Sotheby’s African and Oceanic Art auction in Paris goes above €10 million and proves that the market is rapidly recovering from unsatisfying 2016.
Pair of ‘Rapa’, Easter Island, Polynesia.
Maori Pendant, Hei Tiki, New Zeland.
Lumbu figure, Gabon.
Vunikau Club, Fiji Islands, Polynesia.
Kota Helmet-Mask, Gabon.
We / Guere Mask, (Ivory Coast.
Last night at Sotheby’s Paris Oceanic and African art market paid a tribute to art history with a successful auction including 66 selected pieces from the most interesting areas of the Continent and Indian Ocean. You may say that fetching ‘only’ €10.725.500 and leaving roughly 20 unsold pieces on the ground is nothing to be happy about these days; but we would not agree with that. Classic African art market is very hot at the moment, as it was clear during the last edition of Parcours du Monde, in Paris. It’s probably too hot, and this auction was a success because it proved that the market is still very selective. African and Oceanic art is steadily growing, instead of bubbling. Before yesterday Sotheby’s ‘Arts d’Afrique et d’Océanie‘ auction reached €10 million only in a single occasion. It was June 2015, when the art market was peaking (auction total €11.101.775). Last June it scored only €4.338.750, while in December 2016 the total sale was €2.632.125.
Last night the sale’s highlights had strong market. The outstanding pair of ‘Rapa’ form Easter Island, in Polynesia, doubled the estimate and went sold for €3.876.700 (buyer’s premium included). The Rapa were dancing tools, “usually held in each hand, but from time to time [during the dance], one and sometimes both are discarded” (Thomson, “Te Pito te Henua, or Easter Island”, Annual Report of the Board of Regents of the Smithsonian Institution, 1891, p. 491 – quote from auction’s catalogue). Their minimal decoration, likely reminding Europeans of the typical medieval archways in architecture, jewellery, altar pieces or decorated book, is dramatically expressive. Similarly, a powerful Maori Pendant from Hei Tiki, New Zeland, fetched €27.500; the auction house estimated to sell it between €12.000 and 18.000. The piece had a solid provenance and was of an extraordinary quality, proving that it belonged to a mighty family. It is not for a case that Sotheby’s chose it as the first item to be auctioned and put it on exhibition beside the above mentioned pair of Rapa.

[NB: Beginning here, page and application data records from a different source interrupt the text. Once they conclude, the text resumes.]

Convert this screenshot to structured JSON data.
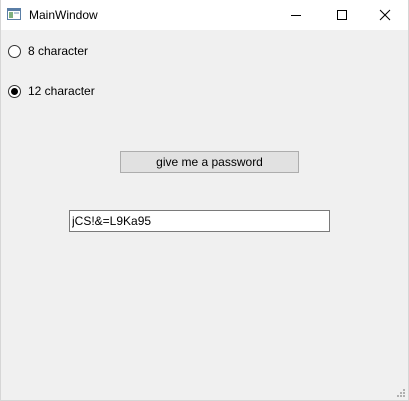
{
  "window": {
    "title": "MainWindow",
    "icons": {
      "app": "app-window-icon",
      "minimize": "minimize-icon",
      "maximize": "maximize-icon",
      "close": "close-icon",
      "grip": "resize-grip-icon"
    }
  },
  "options": {
    "opt8": {
      "label": "8 character",
      "checked": false
    },
    "opt12": {
      "label": "12 character",
      "checked": true
    }
  },
  "actions": {
    "generate_label": "give me a password"
  },
  "output": {
    "password_value": "jCS!&=L9Ka95"
  }
}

Also the indigo and red Lumbu figure from Gabon almost doubled the high estimate. It sold for €175,000. ‘The Lumbu call chimpanzees nzighu – wrote art historian Charlotte Grand-Dufay in the auction catalogue –, and their sculptural interpretation reveals the unique ingenuity of the art of the Lumbu people and the cultural specificity of their style’. But that ingenuity didn’t prevent them from employing a reflecting material for the statue eyes and turning the chimpanzee into an iconic two legs entity that could easily find a place in a Bosch painting.
Oceanic clubs’ lovers may have noticed that the Vunikau Club from the Fiji Islands (Polynesia) went sold for €13,750 (estimate €6,000 – 9,000), while the Kota Helmet-Mask (Gabon) sold at €31,250, in the area of its low estimate. It was bought by writer and adventurer Daniel Henriot in Batouala exactly 50 years ago.

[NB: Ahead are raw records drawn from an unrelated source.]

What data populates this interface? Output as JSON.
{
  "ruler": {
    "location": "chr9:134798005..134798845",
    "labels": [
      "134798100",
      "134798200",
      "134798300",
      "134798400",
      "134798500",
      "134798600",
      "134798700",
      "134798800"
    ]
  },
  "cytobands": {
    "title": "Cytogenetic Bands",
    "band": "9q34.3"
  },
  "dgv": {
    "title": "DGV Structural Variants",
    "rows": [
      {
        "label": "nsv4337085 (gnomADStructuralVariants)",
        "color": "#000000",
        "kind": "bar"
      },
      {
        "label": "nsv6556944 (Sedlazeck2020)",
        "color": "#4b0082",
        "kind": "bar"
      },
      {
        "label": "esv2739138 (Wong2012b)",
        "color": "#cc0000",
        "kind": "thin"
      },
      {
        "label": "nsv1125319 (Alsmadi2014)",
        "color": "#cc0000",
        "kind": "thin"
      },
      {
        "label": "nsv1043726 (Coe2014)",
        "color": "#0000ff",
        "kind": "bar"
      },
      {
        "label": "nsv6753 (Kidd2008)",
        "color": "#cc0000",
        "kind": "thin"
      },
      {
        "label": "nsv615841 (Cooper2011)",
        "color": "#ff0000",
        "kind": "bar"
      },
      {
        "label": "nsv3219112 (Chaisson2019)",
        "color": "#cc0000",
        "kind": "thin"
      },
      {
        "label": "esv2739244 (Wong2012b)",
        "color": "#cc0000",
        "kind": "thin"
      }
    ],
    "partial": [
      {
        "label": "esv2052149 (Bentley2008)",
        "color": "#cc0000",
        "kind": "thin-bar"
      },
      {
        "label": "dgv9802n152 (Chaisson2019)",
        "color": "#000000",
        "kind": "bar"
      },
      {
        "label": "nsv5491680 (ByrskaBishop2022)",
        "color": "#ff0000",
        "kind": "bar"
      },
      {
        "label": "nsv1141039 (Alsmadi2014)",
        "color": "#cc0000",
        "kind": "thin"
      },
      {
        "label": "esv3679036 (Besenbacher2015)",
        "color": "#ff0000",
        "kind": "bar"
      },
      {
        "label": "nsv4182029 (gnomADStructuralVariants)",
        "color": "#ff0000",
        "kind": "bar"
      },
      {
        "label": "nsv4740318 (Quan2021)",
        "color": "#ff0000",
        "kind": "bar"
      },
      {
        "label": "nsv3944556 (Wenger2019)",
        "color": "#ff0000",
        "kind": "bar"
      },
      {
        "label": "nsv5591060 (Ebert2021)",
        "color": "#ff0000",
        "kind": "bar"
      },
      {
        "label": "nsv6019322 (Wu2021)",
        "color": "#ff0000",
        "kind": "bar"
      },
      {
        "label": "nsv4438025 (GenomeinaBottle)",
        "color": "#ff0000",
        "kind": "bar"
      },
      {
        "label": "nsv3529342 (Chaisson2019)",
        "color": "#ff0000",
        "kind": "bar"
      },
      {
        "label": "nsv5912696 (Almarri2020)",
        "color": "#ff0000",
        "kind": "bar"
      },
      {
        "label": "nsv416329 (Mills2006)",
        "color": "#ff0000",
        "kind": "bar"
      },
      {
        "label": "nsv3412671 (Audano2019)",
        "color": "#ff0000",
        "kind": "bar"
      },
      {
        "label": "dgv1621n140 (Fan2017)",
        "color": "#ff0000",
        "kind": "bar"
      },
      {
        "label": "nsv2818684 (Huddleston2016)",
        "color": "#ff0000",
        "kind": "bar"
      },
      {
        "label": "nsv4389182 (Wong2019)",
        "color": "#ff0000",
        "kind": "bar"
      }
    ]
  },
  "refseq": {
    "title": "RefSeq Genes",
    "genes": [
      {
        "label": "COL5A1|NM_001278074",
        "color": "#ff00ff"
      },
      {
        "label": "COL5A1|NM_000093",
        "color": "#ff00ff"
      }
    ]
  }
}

Among the pieces that last night didn’t find a buyer we would like to mention the We / Guere Mask, (Ivory Coast). Estimated to sell between €20.000 and 30.000 the piece was expressive and well preserved, but it couldn’t count on a provenance as strong as the above mentioned pieces, and probably that was the main problem. Despite expectations about African economy and African art market are high at the moment, and a generation of new collectors is emerging, also in this area the market is getting very selective and polarized. But this is a very good news indeed.